[Start of section]

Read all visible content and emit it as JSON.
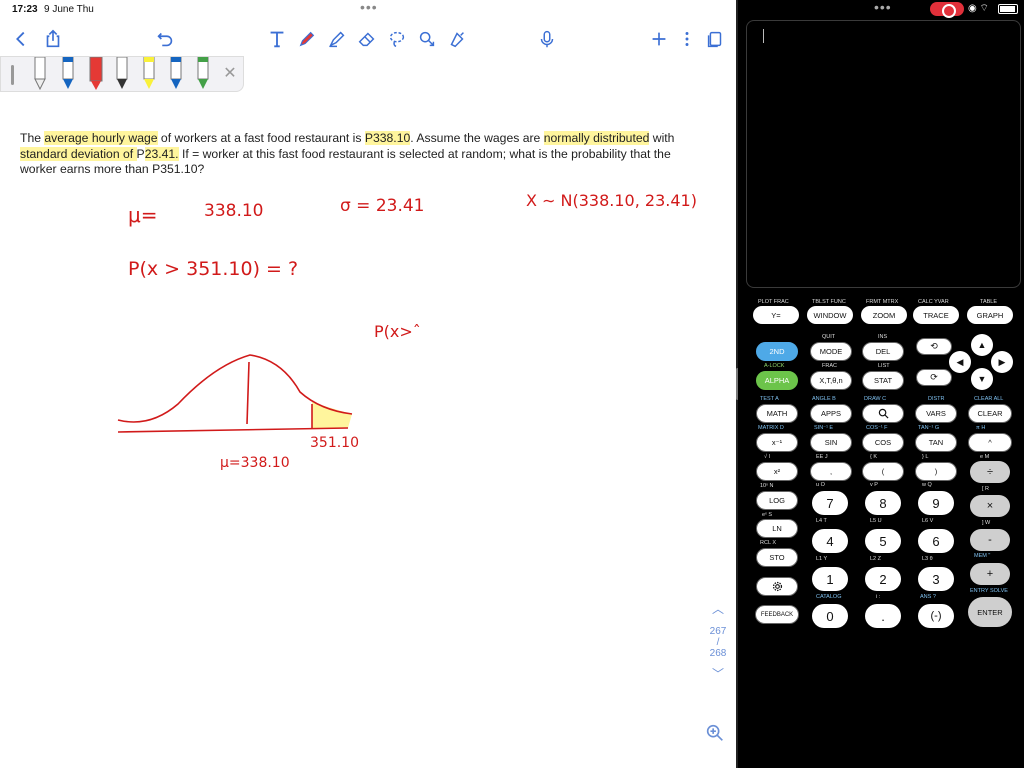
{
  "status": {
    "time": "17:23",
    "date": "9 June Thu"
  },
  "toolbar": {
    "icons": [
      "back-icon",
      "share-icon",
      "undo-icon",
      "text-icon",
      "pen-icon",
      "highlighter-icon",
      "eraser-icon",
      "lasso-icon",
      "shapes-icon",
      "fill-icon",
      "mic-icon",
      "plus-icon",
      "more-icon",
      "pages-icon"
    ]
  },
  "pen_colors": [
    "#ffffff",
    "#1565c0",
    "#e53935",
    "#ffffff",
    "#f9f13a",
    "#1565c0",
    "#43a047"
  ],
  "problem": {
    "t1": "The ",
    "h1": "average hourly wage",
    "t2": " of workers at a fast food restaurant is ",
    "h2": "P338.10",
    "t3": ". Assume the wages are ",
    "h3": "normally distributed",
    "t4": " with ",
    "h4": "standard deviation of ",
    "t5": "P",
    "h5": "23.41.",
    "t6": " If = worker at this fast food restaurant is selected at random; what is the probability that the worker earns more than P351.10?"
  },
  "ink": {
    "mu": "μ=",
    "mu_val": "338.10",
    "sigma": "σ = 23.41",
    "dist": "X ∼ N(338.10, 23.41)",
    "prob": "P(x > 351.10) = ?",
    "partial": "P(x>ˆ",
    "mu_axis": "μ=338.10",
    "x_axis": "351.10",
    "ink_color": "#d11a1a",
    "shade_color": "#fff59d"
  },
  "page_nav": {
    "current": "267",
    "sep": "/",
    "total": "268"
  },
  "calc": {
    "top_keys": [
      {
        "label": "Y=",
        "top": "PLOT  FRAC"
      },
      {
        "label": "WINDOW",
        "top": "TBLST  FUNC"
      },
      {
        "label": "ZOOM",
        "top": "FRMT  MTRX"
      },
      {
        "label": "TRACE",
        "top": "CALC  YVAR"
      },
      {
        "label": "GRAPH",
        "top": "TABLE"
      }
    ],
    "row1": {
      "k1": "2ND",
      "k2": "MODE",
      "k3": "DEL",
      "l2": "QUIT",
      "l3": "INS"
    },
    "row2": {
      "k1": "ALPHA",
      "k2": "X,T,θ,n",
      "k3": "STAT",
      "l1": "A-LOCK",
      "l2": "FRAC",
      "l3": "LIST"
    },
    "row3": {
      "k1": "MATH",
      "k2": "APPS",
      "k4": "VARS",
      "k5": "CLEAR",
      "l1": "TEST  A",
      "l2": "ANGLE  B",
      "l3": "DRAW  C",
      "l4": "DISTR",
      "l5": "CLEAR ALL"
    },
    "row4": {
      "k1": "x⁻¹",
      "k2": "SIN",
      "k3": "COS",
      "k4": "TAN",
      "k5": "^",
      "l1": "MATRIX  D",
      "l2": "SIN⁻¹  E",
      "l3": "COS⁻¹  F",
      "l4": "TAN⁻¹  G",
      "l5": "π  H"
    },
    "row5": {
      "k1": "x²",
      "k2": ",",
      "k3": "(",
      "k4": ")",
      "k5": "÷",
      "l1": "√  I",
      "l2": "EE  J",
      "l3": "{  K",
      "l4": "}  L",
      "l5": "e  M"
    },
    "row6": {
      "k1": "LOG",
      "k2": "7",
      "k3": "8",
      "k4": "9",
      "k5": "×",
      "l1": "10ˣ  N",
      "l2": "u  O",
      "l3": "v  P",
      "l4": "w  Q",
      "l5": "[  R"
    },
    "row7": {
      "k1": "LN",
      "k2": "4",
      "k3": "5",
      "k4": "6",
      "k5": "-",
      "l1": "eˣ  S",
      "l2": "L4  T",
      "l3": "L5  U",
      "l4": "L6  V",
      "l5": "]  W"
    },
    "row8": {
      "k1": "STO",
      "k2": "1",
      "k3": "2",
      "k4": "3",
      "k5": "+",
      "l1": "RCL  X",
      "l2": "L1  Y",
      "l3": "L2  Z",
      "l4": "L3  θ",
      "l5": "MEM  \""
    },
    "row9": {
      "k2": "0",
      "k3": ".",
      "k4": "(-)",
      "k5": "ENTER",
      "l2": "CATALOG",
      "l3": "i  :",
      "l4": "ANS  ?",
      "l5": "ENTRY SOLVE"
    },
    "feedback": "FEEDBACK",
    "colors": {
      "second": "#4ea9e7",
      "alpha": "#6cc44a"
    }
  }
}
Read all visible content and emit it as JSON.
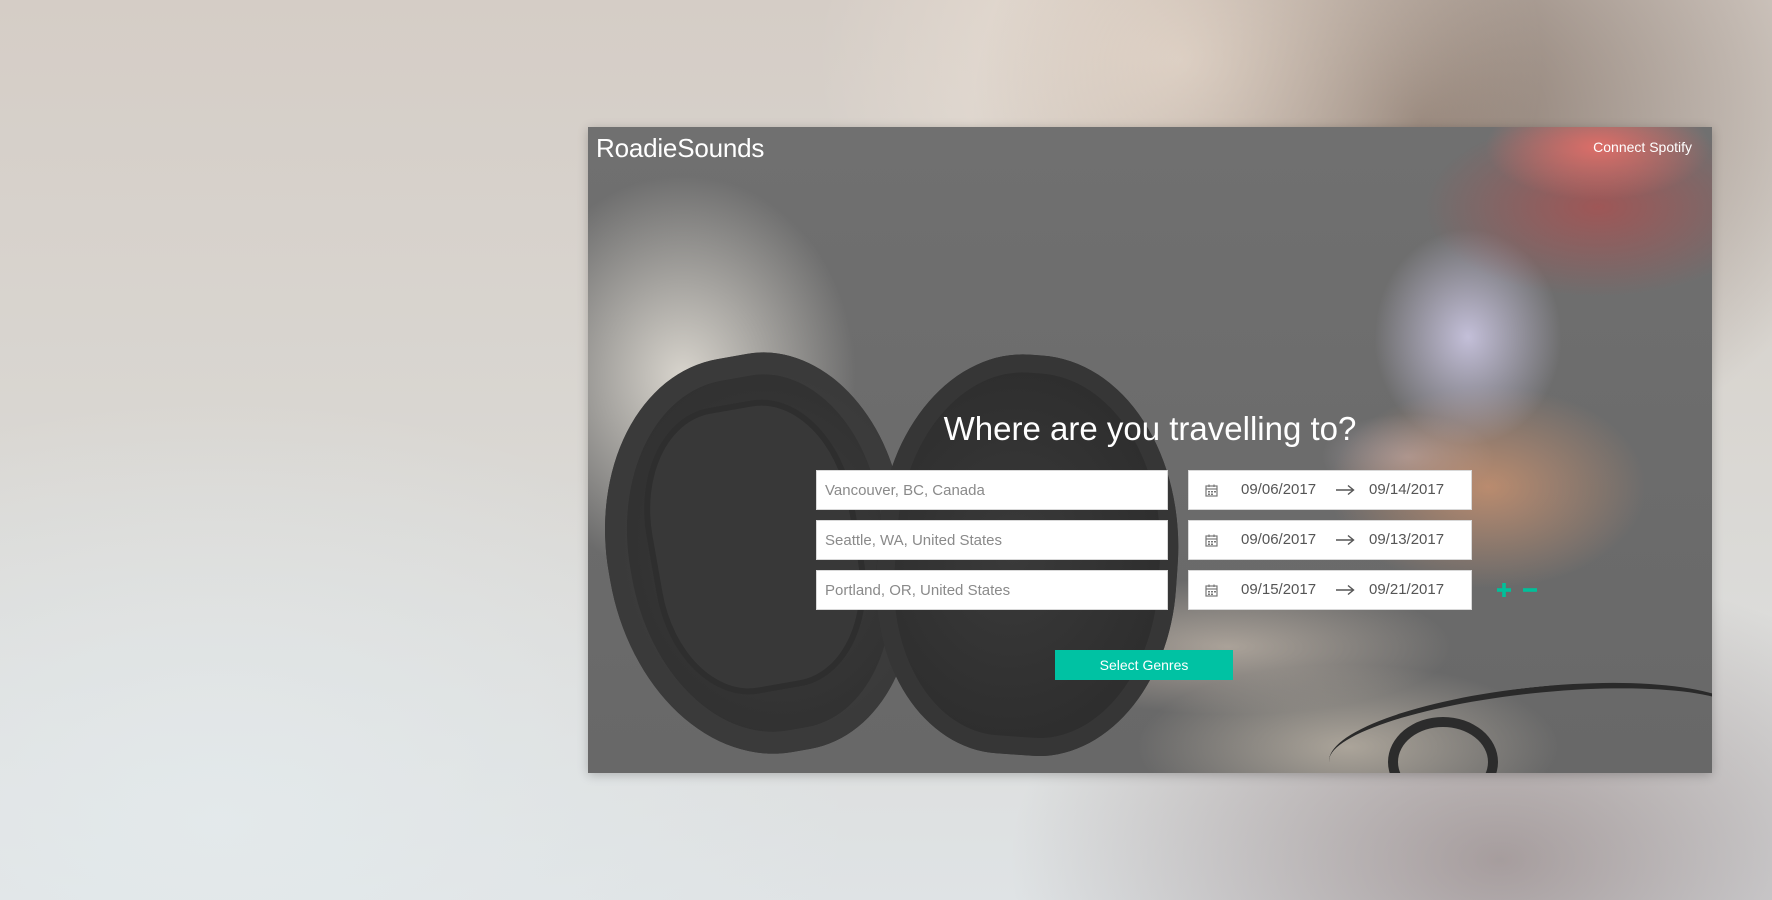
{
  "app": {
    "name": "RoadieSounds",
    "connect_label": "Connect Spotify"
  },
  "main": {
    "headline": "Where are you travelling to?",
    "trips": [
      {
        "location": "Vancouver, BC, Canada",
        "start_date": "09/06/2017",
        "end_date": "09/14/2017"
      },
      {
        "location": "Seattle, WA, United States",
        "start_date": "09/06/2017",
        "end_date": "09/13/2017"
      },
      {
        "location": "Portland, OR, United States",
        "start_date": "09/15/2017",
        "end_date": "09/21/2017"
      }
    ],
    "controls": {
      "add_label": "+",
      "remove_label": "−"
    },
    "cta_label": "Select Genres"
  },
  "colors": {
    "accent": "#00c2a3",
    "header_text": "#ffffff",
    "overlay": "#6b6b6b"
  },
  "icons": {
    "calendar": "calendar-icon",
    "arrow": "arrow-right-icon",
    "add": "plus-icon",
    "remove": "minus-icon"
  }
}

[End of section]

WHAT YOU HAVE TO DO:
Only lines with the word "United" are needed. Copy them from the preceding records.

ANSWER TO THIS EXERCISE:
        "location": "Seattle, WA, United States",
        "location": "Portland, OR, United States",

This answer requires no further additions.